I used to exercise only indoors. I didn’t want to be on display, huffing and puffing, in the larger world; I felt more comfortable in the sanctity of the gym, with the other huffers and puffers. No one paid any attention to me, and that was the way I liked it. Besides, everything was right there—track, machines, mats, and the shower just steps away.
It was my dog who finally pulled me outdoors. A bit too big for backyard exercise and a bit too aggressive for the dog park, he required long walks on leash, and I soon realized that if I was going to find time for both exercising and dog-walking, I would need to combine them.
So I reluctantly began running with my dog…and I had a bit of a revelation: it was good to be outside. I started to notice the natural world; the angle of the sun at different times of the day, the quality of the light, what was blooming or going to seed. I gradually came to like getting outdoors every day, rain or shine, wind or snow. But running outside in spring, especially after a long, long winter, is particularly liberating. The air along the parkside path near the creek is sweet and the warmth and humidity feels healing.

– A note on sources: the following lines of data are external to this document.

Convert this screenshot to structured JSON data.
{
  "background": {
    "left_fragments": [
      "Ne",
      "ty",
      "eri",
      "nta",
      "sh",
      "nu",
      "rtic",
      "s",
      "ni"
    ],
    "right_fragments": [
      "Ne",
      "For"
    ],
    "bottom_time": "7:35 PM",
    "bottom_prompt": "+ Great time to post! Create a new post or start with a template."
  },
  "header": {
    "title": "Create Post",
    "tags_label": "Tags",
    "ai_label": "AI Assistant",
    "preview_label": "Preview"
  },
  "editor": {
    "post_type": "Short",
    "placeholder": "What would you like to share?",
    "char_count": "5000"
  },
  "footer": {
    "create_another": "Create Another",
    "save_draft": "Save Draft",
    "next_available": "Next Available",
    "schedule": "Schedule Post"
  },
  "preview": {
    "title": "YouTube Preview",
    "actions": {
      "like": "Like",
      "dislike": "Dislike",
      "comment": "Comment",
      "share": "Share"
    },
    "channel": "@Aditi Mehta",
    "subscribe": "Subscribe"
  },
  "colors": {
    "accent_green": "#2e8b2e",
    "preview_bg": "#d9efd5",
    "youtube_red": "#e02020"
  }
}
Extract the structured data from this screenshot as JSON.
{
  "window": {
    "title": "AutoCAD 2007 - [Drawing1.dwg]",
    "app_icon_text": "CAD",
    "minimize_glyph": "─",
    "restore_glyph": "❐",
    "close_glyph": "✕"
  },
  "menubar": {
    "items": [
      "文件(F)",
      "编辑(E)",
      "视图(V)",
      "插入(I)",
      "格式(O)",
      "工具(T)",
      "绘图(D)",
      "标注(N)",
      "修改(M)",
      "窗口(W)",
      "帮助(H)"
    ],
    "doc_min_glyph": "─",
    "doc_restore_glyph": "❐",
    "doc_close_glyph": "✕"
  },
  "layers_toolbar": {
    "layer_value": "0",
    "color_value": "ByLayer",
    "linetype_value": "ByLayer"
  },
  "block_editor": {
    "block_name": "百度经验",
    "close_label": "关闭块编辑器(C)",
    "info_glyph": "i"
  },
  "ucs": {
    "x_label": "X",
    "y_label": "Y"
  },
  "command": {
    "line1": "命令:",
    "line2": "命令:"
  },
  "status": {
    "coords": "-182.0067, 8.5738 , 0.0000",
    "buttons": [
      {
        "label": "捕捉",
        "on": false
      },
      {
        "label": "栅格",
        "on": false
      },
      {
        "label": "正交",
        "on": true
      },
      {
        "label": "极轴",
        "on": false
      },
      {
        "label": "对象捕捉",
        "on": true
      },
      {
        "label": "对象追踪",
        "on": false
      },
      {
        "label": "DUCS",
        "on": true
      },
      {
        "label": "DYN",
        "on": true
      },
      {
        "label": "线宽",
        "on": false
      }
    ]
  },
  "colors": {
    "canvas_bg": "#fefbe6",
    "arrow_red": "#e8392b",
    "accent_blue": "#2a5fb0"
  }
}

New sights and sounds
Walking and running outdoors is also a lot less boring. I leave the iPod and earphones behind because, honestly, I don’t need the distraction. There’s plenty of other things to hear: frogs in the marshy areas near the water make a lot of noise at this time of year, for example, as do the birds. I’m seeing and hearing birds I never used to see: goldfinches, orioles, juncos, wood ducks, black-capped night herons, hawks. I’m even beginning to recognize some of their calls.
I also have to pay attention to the terrain when I run outdoors; uneven pavement has tripped me up more than once. Sometimes I veer off the path onto the grass, where the softness of the turf feels good under my soles. The quality of the exercise is better too. Uneven ground creates more of a challenge than the endless circle of the track, and I have to engage my brain as well as my muscles to navigate.
One thing I don’t have to think about when I run outdoors is distance. I have a set of “loops” of varying lengths—one mile, two, three—and I just set off in the direction that draws me, without worrying about pedometers or counting laps.
I still miss the gym on winter’s cold and icy days, but in spring, give me the open road, or trail, every time. You might even say it’s in my nature to exercise outdoors.